The Trump Administration is taking direct aim at no-cost birth control coverage for 62 million women, including over 1 million Minnesotans, by attempting to eliminate guaranteed birth control coverage under the Affordable Care Act (ACA). This is an attack on basic health care that the vast majority of women will use in the course of their lifetime.
The Protect Access to Contraception (PAC) Act (HF 3453 / SF 3101) protects no-cost birth control coverage in Minnesota from further attacks by the Trump Administration and guarantees the basic right of people in Minnesota to control their own bodies, plan their families, and access the birth control method that is right for them, regardless of cost and free of political interference.
The PAC Act will provide critical birth control protections for Minnesotans:
- Guarantee coverage for all FDA-approved forms of contraceptive drugs, devices and supplies without co-payments;
- Ensure that patient education, contraception counseling and follow-up services are covered without co-payments; and
- Ensure that medically necessary contraceptives, as recommended by a health care provider, are covered without co-payments.
The PAC Act would put into state law the Obama-era requirement that most employers cover contraception, but does NOT force houses of worship, religiously affiliated nonprofits, or closely-held corporations to cover birth control. These employers maintain the right to request an exemption from the requirement to cover birth control under the ACA and the Supreme Court’s decision in Hobby Lobby v. Burwell.
Why Does Minnesota Need the PAC Act?
The Trump Administration is Rolling Back the ACA No-Cost Birth Control Benefit
The Trump Administration is trying to allow employers to put their religious or moral beliefs ahead of employees’ access to basic health care services. A woman’s reproductive health care should be between her and her doctor—not at the discretion of her boss or the President.
Birth Control is Essential to Health, Education and Economic Advancement
- Nearly nine in 10 women of reproductive age will use contraception at some point in their lives.
- 58% of all women who use the pill rely on it, at least in part, for something other than pregnancy prevention;14% use birth control exclusively for medical reasons, such as treating endometriosis, polycystic ovarian syndrome, fibroids, and menstrual regulation.
- The American Medical Association, the American Congress of Obstetricians and Gynecologists and the American Public Health Association all view contraception as critical to women’s health care.
- One-third of the wage gains women have made since the 1960s are attributed to birth control access.
- In states with greater reproductive health care access, including birth control coverage, women are more likely to be managers, work full time, have higher wages, and experience upward job mobility.
The ACA Birth Control Benefit Improved Access by Eliminating Costs
- Prior to the ACA, contraceptives made up an estimated 30-44% of out-of-pocket health care spending for women. Since ACA implementation, fewer than 4% of reproductive age women experience out-of-pocket costs on oral contraceptives.
- The ACA’s no-cost birth control benefit saved women $1.4 billion on birth control pills in its first year alone.

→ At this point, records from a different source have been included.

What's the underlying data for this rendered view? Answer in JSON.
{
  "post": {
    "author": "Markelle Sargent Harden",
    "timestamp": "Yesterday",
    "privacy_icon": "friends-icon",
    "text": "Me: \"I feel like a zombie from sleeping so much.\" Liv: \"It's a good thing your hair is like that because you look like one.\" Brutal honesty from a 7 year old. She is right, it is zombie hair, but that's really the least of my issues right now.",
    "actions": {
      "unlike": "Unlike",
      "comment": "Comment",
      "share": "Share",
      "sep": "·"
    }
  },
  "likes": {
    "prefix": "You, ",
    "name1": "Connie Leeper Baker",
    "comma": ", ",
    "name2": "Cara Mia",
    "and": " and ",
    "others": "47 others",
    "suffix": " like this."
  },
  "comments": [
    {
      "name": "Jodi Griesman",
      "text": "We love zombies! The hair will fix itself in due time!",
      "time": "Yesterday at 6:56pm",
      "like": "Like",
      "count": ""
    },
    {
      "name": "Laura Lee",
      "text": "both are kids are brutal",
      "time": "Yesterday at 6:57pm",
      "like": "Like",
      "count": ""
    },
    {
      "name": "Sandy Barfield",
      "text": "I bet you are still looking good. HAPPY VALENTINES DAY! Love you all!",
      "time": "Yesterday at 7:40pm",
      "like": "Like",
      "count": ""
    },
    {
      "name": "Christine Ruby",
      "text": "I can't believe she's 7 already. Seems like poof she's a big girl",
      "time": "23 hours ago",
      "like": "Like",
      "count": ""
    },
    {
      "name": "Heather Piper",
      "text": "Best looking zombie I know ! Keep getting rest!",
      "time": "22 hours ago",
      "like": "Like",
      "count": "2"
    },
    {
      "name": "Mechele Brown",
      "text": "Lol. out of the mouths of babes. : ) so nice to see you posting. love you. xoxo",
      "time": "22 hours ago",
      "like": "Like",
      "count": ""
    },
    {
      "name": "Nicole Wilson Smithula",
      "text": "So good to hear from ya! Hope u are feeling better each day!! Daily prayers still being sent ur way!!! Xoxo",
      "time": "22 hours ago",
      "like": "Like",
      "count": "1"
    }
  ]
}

- More than 62 million women now have access to birth control without copayments thanks to the ACA. With cost barriers removed, women are now turning to more effective, longer-term birth control methods such as IUDs.
Teen Pregnancy and Abortion Rates are at Historic Lows, Thanks to Contraception Access
In Minnesota and across the nation, teen pregnancy and abortion rates are at historic lows, thanks in no small part to access to birth control. A woman should not be blocked from the ability to plan a pregnancy by her employer.
Access to No-Cost Birth Control is Supported by the Vast Majority of Americans
86% of Americans (including 91% of Democrats and 83% of Republicans) support policies that make it easier to get the full range of birth control methods. 77% of women and 64% of men support no-cost contraceptive.